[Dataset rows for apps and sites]
:::::

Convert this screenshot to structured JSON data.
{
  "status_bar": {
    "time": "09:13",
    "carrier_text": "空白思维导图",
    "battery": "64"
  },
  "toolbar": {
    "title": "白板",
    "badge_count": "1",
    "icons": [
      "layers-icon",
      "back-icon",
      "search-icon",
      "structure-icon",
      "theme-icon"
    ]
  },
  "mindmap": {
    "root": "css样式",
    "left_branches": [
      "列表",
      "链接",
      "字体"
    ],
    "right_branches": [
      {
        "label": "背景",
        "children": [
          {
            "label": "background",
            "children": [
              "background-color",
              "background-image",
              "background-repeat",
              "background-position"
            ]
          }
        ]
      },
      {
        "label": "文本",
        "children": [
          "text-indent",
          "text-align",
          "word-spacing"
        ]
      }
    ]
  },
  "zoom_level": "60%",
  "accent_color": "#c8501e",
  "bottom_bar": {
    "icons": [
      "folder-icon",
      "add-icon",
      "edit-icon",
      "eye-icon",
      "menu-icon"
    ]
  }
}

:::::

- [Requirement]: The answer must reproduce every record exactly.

- [Response area]:
Convert this screenshot to structured JSON data.
{
  "status_bar": {
    "time": "09:13",
    "carrier_text": "空白思维导图",
    "battery": "64"
  },
  "toolbar": {
    "title": "白板",
    "badge_count": "1",
    "icons": [
      "layers-icon",
      "back-icon",
      "search-icon",
      "structure-icon",
      "theme-icon"
    ]
  },
  "mindmap": {
    "root": "css样式",
    "left_branches": [
      "列表",
      "链接",
      "字体"
    ],
    "right_branches": [
      {
        "label": "背景",
        "children": [
          {
            "label": "background",
            "children": [
              "background-color",
              "background-image",
              "background-repeat",
              "background-position"
            ]
          }
        ]
      },
      {
        "label": "文本",
        "children": [
          "text-indent",
          "text-align",
          "word-spacing"
        ]
      }
    ]
  },
  "zoom_level": "60%",
  "accent_color": "#c8501e",
  "bottom_bar": {
    "icons": [
      "folder-icon",
      "add-icon",
      "edit-icon",
      "eye-icon",
      "menu-icon"
    ]
  }
}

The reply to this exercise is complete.